The exhibition also features Baquero’s personal communications with Cuban anthropologist, writer, and author Lydia Cabrera, which Reyes was able to track from both writers’ permanent collections at CHC (Cabrera’s was donated in 1991). Reyes mentioned that Baquero, true to his journalism background, always kept records—even copies of his outgoing mail. “Poets and writers who came of age during the 1930s, 1940s, and 1950s continued to write to each other throughout their lives,” said Meiyolet Mendez, CHC librarian and lead curator of Out of the Shadows.

The author’s correspondence with composer Aurelio de la Vega is also highlighted in the exhibition. De la Vega went into exile the same year as Baquero, and later composed a musical score to five of his poems from the 1984 compilation, Magias e invenciones.

Baquero’s reinstatement as a poet, however, never fully replaced his journalistic endeavors. He became a reporter for three Spanish newspapers and in the 1980s began contributing stories to The Miami Herald, which was when CHC initiated contact with the author about acquiring his personal papers and library. The Gastón Baquero Papers was the first major collection acquisition facilitated by the Amigos of the Cuban Heritage Collection.

“The acquisition enhanced not only the Cuban Heritage Collection, but the Libraries’ general collection as well,” said Chair Maria R. Estorino Dooling, explaining that many texts from the author’s personal collection are now a part of the Libraries’ Spanish language holdings. Acquiring the Gastón Baquero Papers was an immediate goal of the Amigos upon its formation in 1995, and they raised the funds to purchase it from the author. “The Baquero Papers represents and honors the history of support the Amigos has provided to the Cuban Heritage Collection,” Estorino said.

Out of the Shadows is now coinciding with National Poetry Month in the United States and the O, Miami Poetry Festival, running through April to further the reach of poetry in Miami-Dade County. CHC launched a Twitter profile for Baquero (@GBaquero­_UMCHC) at the beginning of the month to support the festival’s goal, and will continue to tweet lines from Baquero’s works for the duration of the exhibition.

Out of the Shadows is on view through June in the Roberto C. Goizueta Pavilion at the Cuban Heritage Collection, located on the second floor of the Otto G. Richter Library. For more information about the exhibition, please call 305-284-4900, or visit library.miami.edu/chc.

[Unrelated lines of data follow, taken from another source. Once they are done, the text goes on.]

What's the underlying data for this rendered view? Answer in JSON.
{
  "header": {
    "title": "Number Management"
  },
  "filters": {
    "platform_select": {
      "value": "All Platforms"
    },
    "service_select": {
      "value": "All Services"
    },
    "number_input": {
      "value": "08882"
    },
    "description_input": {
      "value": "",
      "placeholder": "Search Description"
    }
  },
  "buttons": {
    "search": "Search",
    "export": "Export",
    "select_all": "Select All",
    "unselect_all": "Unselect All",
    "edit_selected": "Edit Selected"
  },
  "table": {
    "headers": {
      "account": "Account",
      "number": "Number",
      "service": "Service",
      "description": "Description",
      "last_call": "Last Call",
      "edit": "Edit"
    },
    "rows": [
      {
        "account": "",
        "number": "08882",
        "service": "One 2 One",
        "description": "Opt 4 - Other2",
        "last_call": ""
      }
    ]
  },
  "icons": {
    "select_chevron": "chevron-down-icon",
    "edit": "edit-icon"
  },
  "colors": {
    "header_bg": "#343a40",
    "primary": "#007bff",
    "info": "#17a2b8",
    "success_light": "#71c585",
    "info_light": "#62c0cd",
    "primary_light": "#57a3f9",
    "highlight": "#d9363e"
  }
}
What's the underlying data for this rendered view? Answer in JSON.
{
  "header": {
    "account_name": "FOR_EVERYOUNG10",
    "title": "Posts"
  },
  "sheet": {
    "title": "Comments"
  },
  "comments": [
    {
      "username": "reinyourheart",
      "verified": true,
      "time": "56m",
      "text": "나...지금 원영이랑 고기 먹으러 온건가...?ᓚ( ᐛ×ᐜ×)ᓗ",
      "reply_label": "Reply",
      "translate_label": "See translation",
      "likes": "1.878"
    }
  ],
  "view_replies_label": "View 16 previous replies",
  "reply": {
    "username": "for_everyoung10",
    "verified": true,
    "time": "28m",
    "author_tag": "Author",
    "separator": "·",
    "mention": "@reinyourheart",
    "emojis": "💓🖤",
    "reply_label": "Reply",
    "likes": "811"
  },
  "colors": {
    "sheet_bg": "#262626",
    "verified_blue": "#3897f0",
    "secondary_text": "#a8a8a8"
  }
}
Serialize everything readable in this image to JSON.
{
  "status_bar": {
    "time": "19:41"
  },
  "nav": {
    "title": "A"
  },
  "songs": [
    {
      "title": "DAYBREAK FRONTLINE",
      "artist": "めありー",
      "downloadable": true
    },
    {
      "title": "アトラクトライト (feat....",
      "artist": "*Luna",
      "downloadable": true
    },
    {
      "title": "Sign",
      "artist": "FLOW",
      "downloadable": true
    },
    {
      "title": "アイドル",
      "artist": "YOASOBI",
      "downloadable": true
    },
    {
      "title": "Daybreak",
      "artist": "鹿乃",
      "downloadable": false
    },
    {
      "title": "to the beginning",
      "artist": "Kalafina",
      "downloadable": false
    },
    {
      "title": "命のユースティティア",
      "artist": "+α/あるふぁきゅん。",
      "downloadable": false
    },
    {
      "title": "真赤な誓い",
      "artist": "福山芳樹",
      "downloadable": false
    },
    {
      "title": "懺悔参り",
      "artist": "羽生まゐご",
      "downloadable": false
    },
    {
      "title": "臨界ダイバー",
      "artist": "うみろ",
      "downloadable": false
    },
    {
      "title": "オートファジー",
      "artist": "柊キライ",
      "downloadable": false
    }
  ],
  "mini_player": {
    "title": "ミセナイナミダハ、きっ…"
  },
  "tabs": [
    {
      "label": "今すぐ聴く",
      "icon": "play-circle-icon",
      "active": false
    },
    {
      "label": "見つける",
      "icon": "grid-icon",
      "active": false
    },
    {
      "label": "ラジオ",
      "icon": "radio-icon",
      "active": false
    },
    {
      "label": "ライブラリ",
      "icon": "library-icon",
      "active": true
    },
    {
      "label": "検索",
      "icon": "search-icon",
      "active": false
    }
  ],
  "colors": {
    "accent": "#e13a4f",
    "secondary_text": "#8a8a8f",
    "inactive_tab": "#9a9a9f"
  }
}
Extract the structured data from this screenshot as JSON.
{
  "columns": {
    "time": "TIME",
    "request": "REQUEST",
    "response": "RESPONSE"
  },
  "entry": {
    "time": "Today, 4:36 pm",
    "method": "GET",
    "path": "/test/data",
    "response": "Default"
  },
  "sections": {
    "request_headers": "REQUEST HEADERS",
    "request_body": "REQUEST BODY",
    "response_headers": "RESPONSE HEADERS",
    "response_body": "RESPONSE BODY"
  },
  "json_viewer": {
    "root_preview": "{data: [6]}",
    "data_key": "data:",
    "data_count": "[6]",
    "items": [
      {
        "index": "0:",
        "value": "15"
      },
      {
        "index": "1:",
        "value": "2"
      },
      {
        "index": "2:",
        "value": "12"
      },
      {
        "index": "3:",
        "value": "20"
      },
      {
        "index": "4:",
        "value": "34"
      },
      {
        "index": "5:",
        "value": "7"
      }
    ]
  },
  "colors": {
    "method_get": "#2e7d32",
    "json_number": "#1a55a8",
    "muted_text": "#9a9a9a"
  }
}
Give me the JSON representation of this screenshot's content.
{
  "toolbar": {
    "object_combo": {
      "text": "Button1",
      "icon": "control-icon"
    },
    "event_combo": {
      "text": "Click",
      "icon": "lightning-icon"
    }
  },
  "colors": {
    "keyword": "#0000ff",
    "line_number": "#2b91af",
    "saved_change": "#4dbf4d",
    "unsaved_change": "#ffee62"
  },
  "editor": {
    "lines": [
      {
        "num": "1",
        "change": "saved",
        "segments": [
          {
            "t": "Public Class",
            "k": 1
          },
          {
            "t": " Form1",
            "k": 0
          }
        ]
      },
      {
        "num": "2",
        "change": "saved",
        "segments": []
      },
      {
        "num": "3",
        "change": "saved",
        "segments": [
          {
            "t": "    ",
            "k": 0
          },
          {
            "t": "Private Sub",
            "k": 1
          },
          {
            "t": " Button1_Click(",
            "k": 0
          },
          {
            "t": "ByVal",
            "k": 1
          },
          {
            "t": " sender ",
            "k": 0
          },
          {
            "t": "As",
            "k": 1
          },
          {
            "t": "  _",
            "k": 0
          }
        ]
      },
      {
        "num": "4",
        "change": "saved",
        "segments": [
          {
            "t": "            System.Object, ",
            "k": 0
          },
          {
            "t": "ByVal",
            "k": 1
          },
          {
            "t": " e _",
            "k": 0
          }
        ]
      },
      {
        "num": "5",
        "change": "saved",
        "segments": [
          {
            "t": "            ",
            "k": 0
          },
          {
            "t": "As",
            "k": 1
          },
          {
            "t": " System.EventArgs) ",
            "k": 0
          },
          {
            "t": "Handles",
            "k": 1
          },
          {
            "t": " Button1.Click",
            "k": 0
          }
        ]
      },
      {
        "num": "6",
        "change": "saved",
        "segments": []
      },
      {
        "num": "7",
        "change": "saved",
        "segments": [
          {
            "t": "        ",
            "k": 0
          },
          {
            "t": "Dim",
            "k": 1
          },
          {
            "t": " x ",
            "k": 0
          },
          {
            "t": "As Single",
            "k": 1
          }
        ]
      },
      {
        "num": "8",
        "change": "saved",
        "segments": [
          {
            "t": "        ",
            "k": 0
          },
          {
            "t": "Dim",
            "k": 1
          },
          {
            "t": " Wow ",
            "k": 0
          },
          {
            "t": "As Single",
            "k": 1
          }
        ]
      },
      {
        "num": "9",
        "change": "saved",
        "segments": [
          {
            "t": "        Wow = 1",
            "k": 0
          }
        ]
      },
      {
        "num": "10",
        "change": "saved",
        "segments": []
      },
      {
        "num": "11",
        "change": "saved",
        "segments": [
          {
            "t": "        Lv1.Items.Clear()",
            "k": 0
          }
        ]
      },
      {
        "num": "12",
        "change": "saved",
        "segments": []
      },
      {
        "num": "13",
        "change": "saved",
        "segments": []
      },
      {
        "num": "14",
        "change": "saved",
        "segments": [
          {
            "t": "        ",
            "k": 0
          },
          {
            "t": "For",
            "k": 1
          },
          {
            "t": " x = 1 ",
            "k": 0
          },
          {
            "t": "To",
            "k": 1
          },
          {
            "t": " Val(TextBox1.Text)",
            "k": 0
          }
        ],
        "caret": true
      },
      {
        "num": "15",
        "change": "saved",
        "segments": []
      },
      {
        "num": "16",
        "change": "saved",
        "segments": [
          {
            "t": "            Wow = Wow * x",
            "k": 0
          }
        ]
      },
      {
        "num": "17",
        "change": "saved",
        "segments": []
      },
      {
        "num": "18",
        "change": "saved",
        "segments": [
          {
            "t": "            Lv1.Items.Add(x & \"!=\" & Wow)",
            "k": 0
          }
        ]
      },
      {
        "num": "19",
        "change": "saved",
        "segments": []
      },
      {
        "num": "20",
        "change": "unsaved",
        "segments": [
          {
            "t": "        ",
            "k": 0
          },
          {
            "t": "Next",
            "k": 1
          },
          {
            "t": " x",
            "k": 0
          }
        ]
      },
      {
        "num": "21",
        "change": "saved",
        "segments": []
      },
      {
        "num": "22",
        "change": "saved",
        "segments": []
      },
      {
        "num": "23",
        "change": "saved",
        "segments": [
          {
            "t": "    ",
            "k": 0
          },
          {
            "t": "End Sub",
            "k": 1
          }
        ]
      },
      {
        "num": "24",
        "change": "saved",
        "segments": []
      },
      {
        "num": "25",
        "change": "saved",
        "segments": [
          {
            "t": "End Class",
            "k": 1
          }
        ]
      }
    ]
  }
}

Photograph of Gastón Baquero from “Aniversario del ‘Club Atenas’ en el Centenario de Juan G. Gómez.” Revista Atenas. Oct. 1954